[Data records Boundary: Start]

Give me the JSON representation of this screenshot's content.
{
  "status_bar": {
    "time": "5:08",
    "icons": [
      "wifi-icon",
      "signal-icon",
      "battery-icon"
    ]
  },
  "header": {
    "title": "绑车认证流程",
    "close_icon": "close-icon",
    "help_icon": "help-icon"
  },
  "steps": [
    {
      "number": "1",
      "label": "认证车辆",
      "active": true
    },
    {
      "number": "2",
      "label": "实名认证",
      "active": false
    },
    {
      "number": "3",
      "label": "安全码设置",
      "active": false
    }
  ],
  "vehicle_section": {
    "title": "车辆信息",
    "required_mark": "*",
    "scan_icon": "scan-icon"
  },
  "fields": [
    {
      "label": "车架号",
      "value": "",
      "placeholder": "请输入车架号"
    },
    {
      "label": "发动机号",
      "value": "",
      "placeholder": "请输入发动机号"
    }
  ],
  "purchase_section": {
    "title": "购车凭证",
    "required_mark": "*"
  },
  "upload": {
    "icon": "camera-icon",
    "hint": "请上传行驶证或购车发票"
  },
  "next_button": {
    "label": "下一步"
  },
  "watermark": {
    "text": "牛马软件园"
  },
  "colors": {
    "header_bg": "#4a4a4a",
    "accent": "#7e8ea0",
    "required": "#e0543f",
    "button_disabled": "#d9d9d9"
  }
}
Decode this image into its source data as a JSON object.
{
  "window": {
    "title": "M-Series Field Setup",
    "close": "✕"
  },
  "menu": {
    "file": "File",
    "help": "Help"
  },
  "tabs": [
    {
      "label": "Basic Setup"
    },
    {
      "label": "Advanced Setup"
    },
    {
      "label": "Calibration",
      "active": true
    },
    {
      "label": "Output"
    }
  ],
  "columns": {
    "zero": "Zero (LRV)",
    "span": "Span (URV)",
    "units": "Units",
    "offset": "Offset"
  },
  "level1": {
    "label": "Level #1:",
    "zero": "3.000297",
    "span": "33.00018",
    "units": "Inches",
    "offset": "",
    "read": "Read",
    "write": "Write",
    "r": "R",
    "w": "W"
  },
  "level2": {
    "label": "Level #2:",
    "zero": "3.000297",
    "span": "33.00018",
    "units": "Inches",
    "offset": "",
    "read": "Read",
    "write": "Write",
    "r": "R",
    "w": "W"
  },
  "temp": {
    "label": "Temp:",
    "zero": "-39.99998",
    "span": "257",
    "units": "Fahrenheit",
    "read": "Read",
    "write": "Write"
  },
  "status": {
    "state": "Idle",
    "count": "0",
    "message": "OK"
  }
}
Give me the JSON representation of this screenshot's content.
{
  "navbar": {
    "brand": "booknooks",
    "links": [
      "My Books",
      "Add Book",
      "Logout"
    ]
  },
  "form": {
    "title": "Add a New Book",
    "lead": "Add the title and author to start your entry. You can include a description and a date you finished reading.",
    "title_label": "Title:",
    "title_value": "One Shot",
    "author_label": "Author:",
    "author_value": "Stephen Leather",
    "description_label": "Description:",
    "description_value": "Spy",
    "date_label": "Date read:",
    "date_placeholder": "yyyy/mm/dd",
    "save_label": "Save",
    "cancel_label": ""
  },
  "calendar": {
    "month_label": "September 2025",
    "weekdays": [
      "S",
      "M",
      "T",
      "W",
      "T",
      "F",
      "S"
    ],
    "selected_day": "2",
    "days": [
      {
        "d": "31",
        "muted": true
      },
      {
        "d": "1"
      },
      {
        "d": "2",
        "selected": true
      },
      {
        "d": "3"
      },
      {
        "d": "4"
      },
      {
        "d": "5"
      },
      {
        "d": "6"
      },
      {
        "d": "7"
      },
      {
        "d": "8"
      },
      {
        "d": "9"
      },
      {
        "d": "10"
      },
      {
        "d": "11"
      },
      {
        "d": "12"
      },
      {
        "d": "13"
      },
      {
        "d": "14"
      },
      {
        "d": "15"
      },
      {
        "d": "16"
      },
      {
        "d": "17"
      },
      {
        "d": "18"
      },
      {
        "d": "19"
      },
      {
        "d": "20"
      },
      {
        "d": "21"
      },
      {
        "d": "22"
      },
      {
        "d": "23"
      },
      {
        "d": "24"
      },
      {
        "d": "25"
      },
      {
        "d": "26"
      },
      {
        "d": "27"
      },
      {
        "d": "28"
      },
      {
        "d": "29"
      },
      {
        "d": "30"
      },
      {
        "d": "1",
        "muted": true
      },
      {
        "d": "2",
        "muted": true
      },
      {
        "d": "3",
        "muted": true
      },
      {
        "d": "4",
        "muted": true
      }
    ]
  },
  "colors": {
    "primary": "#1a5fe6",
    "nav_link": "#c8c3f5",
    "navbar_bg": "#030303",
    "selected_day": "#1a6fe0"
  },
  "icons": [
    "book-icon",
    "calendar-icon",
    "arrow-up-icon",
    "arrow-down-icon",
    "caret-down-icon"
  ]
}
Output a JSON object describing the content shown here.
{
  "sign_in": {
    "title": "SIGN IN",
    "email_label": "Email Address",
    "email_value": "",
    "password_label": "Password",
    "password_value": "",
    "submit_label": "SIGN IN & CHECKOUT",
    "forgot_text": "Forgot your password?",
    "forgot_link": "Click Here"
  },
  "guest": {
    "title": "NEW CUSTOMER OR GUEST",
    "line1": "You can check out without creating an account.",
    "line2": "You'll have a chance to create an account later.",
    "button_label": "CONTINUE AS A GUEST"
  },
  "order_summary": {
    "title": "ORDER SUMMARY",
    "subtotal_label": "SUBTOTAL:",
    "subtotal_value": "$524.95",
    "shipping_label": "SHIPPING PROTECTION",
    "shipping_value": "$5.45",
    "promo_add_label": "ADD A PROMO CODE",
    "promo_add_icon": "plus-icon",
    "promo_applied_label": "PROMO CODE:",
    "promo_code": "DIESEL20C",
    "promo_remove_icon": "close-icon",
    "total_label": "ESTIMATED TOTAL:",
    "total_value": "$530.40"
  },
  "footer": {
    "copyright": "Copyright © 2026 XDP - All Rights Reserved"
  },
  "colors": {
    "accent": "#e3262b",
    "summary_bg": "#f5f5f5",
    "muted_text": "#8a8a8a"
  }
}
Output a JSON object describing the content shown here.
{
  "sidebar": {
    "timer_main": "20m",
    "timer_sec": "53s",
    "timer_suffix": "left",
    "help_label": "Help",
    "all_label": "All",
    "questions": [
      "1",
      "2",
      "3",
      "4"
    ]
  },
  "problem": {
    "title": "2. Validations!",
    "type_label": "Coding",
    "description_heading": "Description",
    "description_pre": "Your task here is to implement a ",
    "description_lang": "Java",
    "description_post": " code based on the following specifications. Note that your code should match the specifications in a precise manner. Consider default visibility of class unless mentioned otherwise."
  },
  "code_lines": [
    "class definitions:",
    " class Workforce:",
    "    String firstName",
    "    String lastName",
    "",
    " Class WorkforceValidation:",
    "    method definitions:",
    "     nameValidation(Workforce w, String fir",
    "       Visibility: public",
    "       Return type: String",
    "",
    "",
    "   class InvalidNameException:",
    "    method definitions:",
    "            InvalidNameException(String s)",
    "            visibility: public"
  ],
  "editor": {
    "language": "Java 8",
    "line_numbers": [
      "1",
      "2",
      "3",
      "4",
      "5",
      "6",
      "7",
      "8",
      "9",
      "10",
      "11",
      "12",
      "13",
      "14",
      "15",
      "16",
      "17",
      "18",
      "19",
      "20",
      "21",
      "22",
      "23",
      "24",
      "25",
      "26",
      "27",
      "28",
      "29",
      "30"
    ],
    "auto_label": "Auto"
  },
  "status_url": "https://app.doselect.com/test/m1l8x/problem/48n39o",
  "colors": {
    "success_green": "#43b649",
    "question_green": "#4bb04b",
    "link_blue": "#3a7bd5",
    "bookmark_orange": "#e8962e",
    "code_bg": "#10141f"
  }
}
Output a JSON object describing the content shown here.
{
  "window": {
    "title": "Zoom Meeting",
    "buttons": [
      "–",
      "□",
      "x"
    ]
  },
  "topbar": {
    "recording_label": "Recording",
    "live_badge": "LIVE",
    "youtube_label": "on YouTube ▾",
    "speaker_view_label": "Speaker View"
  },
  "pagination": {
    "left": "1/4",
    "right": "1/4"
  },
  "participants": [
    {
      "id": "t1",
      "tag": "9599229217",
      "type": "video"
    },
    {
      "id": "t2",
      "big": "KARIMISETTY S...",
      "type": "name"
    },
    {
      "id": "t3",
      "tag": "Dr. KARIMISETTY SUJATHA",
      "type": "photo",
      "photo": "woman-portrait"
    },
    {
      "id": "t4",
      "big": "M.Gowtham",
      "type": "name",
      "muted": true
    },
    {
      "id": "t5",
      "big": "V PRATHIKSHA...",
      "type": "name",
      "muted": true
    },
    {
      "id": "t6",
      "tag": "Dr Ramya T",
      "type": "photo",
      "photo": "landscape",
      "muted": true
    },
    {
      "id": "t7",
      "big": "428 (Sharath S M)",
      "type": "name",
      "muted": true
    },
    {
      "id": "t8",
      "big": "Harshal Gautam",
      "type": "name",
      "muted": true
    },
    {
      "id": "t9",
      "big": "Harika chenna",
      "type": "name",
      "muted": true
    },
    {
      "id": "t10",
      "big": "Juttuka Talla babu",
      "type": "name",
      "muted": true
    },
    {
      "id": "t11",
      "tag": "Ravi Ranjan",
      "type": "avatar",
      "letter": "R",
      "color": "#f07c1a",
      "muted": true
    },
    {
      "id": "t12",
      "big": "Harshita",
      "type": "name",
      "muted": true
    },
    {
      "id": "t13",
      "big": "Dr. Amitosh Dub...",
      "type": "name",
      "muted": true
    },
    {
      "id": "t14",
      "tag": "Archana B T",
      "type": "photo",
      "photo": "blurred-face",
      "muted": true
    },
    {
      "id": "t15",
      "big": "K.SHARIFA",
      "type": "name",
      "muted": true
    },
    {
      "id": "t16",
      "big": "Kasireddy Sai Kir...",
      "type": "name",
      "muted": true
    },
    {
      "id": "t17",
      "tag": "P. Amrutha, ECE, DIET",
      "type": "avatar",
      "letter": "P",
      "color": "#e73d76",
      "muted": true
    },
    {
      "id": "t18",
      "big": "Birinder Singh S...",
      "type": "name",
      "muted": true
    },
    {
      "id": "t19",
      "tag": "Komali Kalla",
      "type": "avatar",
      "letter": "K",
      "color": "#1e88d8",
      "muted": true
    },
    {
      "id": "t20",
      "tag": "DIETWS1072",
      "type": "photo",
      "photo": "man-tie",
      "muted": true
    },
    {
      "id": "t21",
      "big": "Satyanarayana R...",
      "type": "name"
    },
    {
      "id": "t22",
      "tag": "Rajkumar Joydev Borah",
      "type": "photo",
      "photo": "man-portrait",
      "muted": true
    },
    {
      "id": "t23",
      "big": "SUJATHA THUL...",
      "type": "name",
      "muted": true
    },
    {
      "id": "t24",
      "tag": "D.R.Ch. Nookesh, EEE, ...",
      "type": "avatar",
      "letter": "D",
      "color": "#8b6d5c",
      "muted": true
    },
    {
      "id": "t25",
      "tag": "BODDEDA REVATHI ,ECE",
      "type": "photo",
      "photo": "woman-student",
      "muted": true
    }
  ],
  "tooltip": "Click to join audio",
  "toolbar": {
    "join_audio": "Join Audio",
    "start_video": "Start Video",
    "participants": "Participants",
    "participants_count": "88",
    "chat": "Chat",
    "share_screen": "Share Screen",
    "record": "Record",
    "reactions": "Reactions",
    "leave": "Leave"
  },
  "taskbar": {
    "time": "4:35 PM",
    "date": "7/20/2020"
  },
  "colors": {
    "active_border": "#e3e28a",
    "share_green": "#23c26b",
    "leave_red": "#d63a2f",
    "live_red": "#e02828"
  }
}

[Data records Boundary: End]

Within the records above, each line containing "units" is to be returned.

Response:
    "units": "Units",
    "units": "Inches",
    "units": "Inches",
    "units": "Fahrenheit",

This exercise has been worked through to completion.